Whole genome sequencing has discovered new genetic causes of disease.
A research programme pioneering the use of whole genome sequencing in the NHS has diagnosed hundreds of patients and discovered new genetic causes of disease.
The project, the results of which were published in the journal Nature, offered whole-genome sequencing as a diagnostic test to patients with rare diseases across an integrated health system, a world first in clinical genomics.
Whole genome sequencing is the technology used by the 100,000 Genomes Project, a service set up by the government which aims to introduce routine genetic diagnostic testing in the NHS. The integration of genetic research with NHS diagnostic systems increases the likelihood that a patient will receive a diagnosis and the chance this will be provided within weeks rather than months.
The multi-centre study, led by researchers at the National Institute for Health Research (NIHR) BioResource together with Genomics England, demonstrates how sequencing the whole genomes of large numbers of individuals in a standardised way can improve the diagnosis and treatment of patients with rare diseases.

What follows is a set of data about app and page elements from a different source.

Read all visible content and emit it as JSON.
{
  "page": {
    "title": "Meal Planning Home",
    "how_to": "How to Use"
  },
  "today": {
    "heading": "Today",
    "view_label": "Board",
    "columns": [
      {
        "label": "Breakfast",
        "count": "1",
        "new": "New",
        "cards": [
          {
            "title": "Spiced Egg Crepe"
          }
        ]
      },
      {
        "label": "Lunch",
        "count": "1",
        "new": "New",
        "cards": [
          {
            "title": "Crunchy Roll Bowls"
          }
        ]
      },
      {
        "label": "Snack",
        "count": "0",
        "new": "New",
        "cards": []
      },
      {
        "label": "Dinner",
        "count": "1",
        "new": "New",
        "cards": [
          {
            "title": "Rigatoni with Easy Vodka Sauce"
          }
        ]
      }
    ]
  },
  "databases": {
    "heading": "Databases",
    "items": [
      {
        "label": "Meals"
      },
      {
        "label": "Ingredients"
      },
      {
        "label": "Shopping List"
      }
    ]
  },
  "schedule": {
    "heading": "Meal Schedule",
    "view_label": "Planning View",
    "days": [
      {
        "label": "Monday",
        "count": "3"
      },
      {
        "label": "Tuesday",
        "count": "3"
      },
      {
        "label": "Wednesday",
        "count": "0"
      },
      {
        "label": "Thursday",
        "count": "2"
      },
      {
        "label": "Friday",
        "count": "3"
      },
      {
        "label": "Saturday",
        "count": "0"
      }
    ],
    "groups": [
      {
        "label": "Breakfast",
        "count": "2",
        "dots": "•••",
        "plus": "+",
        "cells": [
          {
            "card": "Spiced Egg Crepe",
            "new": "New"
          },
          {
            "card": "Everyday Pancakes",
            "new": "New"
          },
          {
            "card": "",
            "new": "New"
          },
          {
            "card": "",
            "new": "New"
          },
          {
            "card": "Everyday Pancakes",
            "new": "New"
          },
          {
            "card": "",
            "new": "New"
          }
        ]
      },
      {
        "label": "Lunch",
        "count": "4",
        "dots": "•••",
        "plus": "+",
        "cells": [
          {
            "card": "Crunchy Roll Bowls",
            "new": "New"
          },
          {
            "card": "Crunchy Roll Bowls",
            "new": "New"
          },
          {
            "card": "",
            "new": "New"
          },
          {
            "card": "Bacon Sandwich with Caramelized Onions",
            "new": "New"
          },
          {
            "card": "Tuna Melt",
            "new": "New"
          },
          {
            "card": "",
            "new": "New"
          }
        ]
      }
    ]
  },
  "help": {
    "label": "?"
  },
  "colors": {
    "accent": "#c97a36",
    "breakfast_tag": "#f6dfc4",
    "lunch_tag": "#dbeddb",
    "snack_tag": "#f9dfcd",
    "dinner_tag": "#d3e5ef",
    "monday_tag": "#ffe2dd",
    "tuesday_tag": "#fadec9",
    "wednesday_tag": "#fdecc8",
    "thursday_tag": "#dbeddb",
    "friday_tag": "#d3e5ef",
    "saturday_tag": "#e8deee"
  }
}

The researchers, including experts from the University of Bristol, studied the genomes of groups of patients with similar symptoms, affecting different tissues, such as the brain, eyes, kidney, blood, or the immune system. They identified a genetic diagnosis for 60 per cent of individuals in one group of patients with early loss of vision.
Principal investigators Andrew Mumford, Professor of Haematology, and Moin Saleem, Professor of Paediatric Renal Medicine, led the set-up of the programme and oversaw regional enrolment in the South West. Professor Mumford provided national oversight for blood related disorders, while Professor Saleem managed inherited kidney diseases.
Professor Mumford and researchers in the School of Cellular and Molecular Medicine collaborated with the Bristol NIHR Biomedical Research Centre and the University of Cambridge to develop ways to improve the genetic identification of blood disorders, contributing significantly to the breakthrough diagnostic potential.
Professor Mumford said: “This pioneering study illustrates the power of whole genome sequencing for diagnosis of rare human diseases. The approach developed in this research has paved the way for the flagship 100,000 Genomes Project and the introduction of whole genome sequencing into standard NHS care.”
Professor Saleem established the UK National Renal Rare Disease Registry, and the national and international NephroS (Nephrotic Syndrome) groups, based within the UK Renal Registry in Bristol. These provided recruitment, essential genetic data, and DNA collection for the study. Researchers in Bristol provided functional and clinical insights leading to the discovery of causative genes relating to kidney disorders.
Professor Saleem said: “Rare diseases in their entirety are common, in that there are more than 7,000 different rare diseases in total affecting about 7 per cent of the population. Most have a genetic cause, so this research for the first time brings the most powerful genetic sequencing capabilities to apply across the whole health service, meaning all patients will now have the best possible chance of finding their individual genetic defect.”
In the study, funded mainly by the National Institute for Health Research, the entire genomes of almost 10,000 NHS patients with rare diseases were sequenced and searched for genetic causes of their conditions. Previously unobserved genetic differences causing known rare diseases were identified, in addition to genetic differences causing completely new genetic diseases.
The team identified more than 172 million genetic differences in the genomes of the patients, many of which were previously unknown. Most of these genetic differences have no effect on human health, so the researchers used new statistical methods and powerful supercomputers to search for the differences which cause disease – a few hundred ‘needles in the haystack’.
Using a new analysis method developed specifically for the project, the team identified 95 genes in which rare genetic differences are statistically very likely to be the cause of rare diseases. Genetic differences in at least 79 of these genes have been shown definitively to cause disease.
The team searched for rare genetic differences in almost all of the 3.2 billion DNA letters that make up the genome of each patient. This contrasts with current clinical genomics tests, which usually examine a small fraction of the letters, where genetic differences are thought most likely to cause disease. By searching the entire genome researchers were able to explore the ‘switches and dimmers’ of the genome – the regulatory elements in DNA that control the activity of the thousands of genes.
The team showed that rare differences in these switches and dimmers, rather than disrupting the gene itself, affect whether or not the gene can be switched on at the correct intensity. Identifying genetic changes in regulatory elements that cause rare disease is not possible with the clinical genomics tests currently used by health services worldwide. It is only possible if the whole of the genetic code is analysed for each patient.
Dr Ernest Turro, from the University of Cambridge and the NIHR BioResource, said: “We have shown that sequencing the whole genomes of patients with rare diseases routinely within a health system provides a more rapid and sensitive diagnostic service to patients than the previous fragmentary approach, and, simultaneously, it enhances genetics research for the future benefit of patients still waiting for a diagnosis.”
“Thanks to the contributions of hundreds of physicians and researchers across the UK and abroad, we were able to study patients in sufficient numbers to identify the causes of even very rare diseases.”
‘Whole-genome sequencing of patients with rare diseases in a national health system,’ by Ernest Turro et alin Nature.